#### [WORK REQUEST]
Lines with the word "image" are the ones wanted. Copy each of them from the entries below.

(App and web page records)
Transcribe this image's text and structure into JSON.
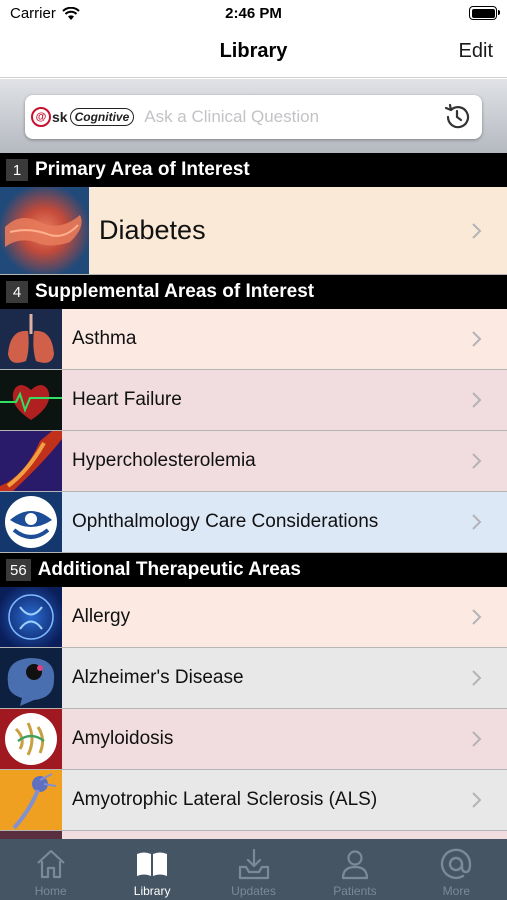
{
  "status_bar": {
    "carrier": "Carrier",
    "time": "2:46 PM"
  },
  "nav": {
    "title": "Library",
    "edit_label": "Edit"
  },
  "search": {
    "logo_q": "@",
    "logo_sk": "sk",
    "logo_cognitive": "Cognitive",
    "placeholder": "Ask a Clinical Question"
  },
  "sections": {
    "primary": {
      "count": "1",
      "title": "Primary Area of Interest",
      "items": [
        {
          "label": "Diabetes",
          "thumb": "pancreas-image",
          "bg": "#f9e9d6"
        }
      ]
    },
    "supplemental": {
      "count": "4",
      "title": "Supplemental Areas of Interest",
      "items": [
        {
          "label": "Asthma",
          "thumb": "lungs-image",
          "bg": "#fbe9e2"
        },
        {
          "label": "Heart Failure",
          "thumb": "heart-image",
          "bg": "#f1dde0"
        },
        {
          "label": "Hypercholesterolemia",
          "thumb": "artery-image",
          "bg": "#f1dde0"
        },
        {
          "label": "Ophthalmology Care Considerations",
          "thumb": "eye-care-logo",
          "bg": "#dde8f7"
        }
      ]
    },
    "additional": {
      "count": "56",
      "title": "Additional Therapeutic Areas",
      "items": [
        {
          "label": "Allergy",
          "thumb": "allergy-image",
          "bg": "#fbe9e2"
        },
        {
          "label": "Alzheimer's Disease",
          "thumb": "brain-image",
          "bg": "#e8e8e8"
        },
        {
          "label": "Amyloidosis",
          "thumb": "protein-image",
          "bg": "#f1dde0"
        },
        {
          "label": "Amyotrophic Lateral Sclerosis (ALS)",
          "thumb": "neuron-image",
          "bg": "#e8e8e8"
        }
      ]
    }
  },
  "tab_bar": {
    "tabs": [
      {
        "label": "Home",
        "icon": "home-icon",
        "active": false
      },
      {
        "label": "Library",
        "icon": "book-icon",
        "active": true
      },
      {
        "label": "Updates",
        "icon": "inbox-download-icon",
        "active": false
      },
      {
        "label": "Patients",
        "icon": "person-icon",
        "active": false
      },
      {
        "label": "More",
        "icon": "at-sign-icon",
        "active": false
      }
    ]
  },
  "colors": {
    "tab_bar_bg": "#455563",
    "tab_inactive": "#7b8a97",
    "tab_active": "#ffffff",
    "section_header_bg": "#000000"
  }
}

#### [SOLUTION]
Transcribe this image's text and structure into JSON.
          "thumb": "pancreas-image",
          "thumb": "lungs-image",
          "thumb": "heart-image",
          "thumb": "artery-image",
          "thumb": "allergy-image",
          "thumb": "brain-image",
          "thumb": "protein-image",
          "thumb": "neuron-image",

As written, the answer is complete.